Meet Penelope (Mum) and her three puppies Preston, Presley and Polly.

They were recently surrendered to the RSPCA WA and have a skin condition called Demodex, which is caused by tiny mites.

Many veterinarians believe all dogs have a small number of these mites residing in their skin and having a few mites is common and normal. When immune related, nutritional or environmental stresses impact on a dog, hair loss can occur causing visible skin lesions from the mites which become noticeable.

Due to the poor nutrition she received as a pup, our own pooch Pip the Black Beetle had Demodex as a pup before her rescue. With care overseen by her vet and lots of love at home, she was soon 100% again and all her hair grew back – just as it will for Penelope, Preston, Presley and Polly. They are thriving on their treatment plan and as soon as they are back to full health they will eventually be available for adoption.

The RSPCA is always seeking foster carers and volunteers, to help with dogs and puppies in need. For further information, please visit ‪#‎RSPCAWA‬



16 week old Labrador puppy, Benson

Kaysey says “As soon as I saw Benson I thought he looked like the cutest of his litter. On our first meeting he was the only one who ran over to us, so we knew he was the one. Plus I think he chose us!

Benson is such a happy little man. When we take him for a walk he loves to talk to everyone, even if they don’t want to talk to him. (How could you not want to talk to this little face!). He thinks people are awesome and gets such joy out of life.

I just love watching the bond he has formed with our 4 year old son. Already they are the best of friends. They play together all the time and are always rolling around on the floor and playing tug of war. I’m looking forward to watching them grow up together.”


When four month old Lab puppy Benson visited he gave us a tiny high 5. Well done Benson!



2 year old Boxer, Shelby

Sandy says “Shelby was a “Let’s just go see” pup. We’d been talking about getting a dog for a while and decided on the Boxer breed to help us be active. When we went to see her litter, her Mum and Dad were extremely loud and boisterous so we nearly walked away. But once we saw the puppies and little Shelby, who was the last one left, we were hooked.

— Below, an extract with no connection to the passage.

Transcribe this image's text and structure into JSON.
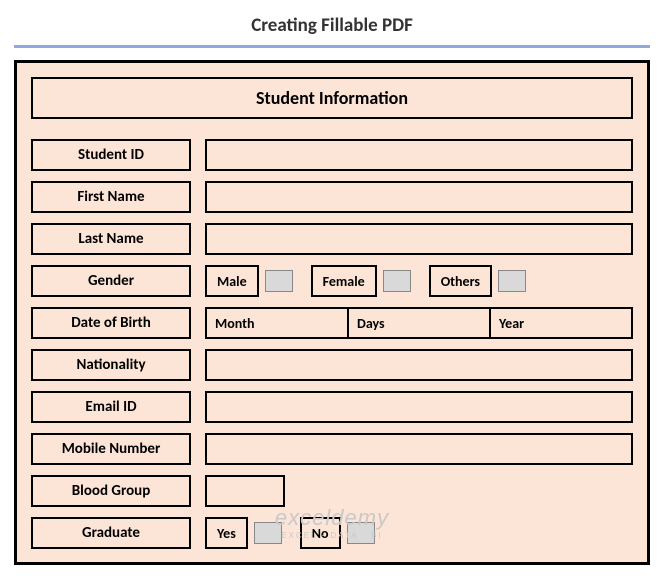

We noticed she was timid, and stood away from the others in play. She was pretty much a loner but we didn’t really mind as we thought it meant she’d be a quiet dog. It’s only now when we have ongoing separation anxiety issues, we understand why she was basically the last puppy left. In saying that, we were totally committed from day one she was part of the family and not just a pet.

My partner works away so its now mostly Shelby and I together at home. I used to feel so bad leaving her, so Shelby has been accustomed to doggy daycare and constant socialisation with other dogs. I started training her as soon as she came home as she really enjoyed the interaction and learning new things.

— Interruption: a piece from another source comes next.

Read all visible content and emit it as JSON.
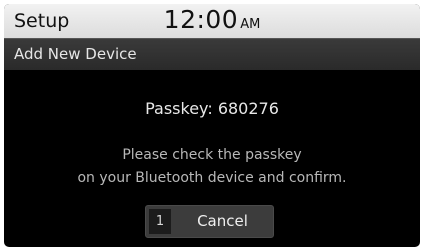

One big thing about Shelby, she LOVES to play and because I made training play she was a great student. To this day we are always getting comments and praise about how she is one of the most well behaved Boxers they have seen. Don’t be fooled though, she is still a Boxer, so most of the time I think she just likes to show off in public.

Last December I got a phone call at work telling me not to panic but Shelby had managed to jump onto a star picket at a friends house while she was there having a play day, and it had punctured her chest. The initial prognosis was that the picket had just missed her lungs, and the wound was very deep. Once my vet stitched her up he told me that we would have to wait and see how she went. I was out of my mind with worry.

Shelby is such a trouper. She never cried and didn’t flinch during her examinations, not even after many vet visits. She astounded us all with her recovery and I was told later she was a case study for the vets as they couldn’t believe she survived – it was that touch and go at the beginning.

For 3 days and nights I didn’t leave her sight and through it all she still wanted to comfort me. She is doing so much better now and the scar is only now beginning to heal.”


PAW DAY! Two year old Boxer Shelby came in for photos and put her best foot forward